The bureaucracy's commitment to the public good and predictable decision making processes is an important prerequisite of economic growth. THere are, however, only few studies that ask how such an efficient bureaucracy was established. THe main objective of this book is to close this gap by exploring the transformation of a rent-seeking bureaucracy into a modern Weberian administration in the Grand-Duchy of Baden during the first half of the 19th century.IN doing so, the study asks how rules and regulations that governed employment dismissal, promotion and remuneration of bureaucrats shaped the latter's incentives to commit to the public good and predictable decision making processes. THe book provides a detailed case study of local bureaucrats, called district magistrates (Amtmanner) in the German state of Baden during the late 18th and the first half of the 19th century. DIstrict magistrates were a focal group since they managed daily administrative tasks and provided justice at the local level. BInding district magistrates' decision making processes to clear-cut rules and making them more predictable was therefore a crucial complement to the technological and cultural changes that brought about the industrial revolution.
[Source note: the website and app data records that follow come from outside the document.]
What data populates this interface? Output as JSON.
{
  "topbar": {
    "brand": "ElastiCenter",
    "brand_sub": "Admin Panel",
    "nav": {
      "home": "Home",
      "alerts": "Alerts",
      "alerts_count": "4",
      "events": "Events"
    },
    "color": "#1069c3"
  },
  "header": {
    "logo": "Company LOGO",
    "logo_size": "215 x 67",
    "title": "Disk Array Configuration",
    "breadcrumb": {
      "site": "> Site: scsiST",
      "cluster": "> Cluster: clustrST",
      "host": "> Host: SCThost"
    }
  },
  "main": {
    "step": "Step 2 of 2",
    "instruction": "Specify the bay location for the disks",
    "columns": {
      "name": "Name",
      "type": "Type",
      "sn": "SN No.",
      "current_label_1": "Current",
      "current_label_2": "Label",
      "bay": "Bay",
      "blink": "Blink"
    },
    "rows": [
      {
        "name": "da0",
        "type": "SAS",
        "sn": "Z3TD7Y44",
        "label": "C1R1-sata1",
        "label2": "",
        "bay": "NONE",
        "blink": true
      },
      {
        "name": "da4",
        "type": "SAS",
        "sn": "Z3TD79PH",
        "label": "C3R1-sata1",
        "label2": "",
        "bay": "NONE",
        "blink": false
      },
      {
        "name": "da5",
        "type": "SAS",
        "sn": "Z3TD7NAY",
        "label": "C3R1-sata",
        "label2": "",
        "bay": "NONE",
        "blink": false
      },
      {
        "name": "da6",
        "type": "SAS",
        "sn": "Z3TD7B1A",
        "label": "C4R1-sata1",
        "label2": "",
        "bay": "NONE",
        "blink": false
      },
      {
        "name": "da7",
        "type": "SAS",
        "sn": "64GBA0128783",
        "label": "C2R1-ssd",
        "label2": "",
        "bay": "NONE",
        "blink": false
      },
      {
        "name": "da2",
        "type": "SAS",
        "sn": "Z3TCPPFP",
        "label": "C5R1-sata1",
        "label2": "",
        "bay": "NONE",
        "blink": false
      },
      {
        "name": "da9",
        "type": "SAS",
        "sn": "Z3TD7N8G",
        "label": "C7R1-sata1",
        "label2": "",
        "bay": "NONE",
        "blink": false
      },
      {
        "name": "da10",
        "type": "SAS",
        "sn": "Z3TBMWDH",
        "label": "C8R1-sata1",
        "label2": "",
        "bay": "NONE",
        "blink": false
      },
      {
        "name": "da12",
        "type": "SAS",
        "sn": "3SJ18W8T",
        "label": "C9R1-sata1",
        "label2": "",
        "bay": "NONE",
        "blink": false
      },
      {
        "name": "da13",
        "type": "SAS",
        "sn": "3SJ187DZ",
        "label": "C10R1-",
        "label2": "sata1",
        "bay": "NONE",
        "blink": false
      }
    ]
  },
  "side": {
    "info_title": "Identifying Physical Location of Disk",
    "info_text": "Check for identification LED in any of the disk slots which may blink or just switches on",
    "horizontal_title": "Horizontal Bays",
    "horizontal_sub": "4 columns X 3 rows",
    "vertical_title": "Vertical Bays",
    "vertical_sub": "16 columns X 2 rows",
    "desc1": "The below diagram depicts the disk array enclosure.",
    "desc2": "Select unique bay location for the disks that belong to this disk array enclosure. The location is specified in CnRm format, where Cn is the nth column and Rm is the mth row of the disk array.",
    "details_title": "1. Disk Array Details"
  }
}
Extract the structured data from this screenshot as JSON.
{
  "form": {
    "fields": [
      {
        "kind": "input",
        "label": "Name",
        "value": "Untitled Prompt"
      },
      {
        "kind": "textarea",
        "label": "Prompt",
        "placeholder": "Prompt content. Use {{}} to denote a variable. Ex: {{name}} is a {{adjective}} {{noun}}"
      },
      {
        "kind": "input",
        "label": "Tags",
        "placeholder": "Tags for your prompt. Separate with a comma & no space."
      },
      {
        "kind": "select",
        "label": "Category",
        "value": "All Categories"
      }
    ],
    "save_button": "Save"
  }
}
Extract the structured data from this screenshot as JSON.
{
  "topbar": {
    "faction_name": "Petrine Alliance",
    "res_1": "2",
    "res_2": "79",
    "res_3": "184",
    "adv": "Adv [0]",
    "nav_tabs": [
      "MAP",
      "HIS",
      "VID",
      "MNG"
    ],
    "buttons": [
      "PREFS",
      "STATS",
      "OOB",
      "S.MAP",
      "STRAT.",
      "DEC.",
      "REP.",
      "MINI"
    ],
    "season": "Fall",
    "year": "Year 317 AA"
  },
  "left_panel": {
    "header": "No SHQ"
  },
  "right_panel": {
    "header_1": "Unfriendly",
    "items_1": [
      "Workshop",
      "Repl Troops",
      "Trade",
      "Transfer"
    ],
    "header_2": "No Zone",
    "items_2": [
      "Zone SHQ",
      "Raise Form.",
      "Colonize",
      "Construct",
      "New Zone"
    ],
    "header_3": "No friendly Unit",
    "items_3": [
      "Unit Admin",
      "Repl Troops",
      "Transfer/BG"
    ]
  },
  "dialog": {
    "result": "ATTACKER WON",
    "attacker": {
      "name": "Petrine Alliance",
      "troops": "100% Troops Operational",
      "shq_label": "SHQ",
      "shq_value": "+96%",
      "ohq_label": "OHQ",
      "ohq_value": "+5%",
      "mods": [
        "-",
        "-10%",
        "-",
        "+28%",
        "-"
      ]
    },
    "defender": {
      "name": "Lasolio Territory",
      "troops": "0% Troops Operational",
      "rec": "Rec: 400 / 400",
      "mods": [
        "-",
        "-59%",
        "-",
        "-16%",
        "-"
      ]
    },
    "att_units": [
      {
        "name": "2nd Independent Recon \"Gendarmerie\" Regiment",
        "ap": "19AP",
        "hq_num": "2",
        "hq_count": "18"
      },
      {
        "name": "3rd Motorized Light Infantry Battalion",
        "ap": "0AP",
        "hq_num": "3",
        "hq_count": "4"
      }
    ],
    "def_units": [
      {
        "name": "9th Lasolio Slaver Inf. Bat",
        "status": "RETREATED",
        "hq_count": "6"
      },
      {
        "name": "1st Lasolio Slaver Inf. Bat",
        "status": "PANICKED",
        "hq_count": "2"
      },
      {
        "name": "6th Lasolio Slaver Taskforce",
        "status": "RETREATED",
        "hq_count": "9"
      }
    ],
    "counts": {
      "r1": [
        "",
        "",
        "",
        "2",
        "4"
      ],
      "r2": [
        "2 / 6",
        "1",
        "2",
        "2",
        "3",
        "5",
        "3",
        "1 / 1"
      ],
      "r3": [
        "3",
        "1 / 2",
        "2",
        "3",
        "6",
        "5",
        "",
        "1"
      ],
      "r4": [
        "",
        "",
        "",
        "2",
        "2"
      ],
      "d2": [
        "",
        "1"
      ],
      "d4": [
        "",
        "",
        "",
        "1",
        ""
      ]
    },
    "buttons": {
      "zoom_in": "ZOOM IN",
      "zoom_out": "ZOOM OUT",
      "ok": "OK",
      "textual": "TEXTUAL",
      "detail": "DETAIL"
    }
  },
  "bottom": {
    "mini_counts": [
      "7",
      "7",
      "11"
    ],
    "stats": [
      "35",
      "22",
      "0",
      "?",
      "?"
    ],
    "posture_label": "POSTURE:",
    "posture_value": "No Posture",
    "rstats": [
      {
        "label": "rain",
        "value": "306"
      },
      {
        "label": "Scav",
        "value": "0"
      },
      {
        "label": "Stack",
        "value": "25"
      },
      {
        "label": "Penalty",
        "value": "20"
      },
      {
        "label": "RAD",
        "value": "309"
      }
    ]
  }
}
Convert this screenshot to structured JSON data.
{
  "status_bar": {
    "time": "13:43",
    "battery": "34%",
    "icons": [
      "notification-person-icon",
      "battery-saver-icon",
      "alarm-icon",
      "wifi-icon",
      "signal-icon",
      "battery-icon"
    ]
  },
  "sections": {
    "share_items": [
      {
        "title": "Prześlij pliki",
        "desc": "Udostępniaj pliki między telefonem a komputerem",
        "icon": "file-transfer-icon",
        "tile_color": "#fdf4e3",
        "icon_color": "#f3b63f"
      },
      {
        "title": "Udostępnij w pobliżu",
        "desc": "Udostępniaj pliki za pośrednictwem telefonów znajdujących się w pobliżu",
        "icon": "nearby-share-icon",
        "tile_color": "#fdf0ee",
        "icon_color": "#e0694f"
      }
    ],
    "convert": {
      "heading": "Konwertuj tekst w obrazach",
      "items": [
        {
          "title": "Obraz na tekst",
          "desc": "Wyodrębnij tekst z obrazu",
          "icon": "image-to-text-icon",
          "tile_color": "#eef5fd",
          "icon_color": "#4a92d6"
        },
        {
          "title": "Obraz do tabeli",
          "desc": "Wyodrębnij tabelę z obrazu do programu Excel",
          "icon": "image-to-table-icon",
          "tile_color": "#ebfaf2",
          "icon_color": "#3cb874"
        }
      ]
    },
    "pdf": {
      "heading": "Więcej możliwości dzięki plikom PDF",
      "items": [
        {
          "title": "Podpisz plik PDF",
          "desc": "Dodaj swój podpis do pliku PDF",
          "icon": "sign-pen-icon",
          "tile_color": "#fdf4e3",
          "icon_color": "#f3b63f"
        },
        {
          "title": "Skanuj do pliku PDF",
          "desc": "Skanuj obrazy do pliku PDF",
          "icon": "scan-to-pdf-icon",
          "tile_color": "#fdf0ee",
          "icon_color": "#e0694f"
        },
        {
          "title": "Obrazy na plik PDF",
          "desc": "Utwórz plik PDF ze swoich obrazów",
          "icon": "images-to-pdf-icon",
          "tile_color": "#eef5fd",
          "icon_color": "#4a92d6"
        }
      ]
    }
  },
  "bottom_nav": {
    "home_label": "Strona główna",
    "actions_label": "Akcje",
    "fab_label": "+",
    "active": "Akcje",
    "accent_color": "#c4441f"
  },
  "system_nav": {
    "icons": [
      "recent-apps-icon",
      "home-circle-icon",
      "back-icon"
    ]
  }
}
Detalhes do Produto
Subtítulo: THE IMPLEMENTATION OF ADMINISTRATIVE AND LEGAL REF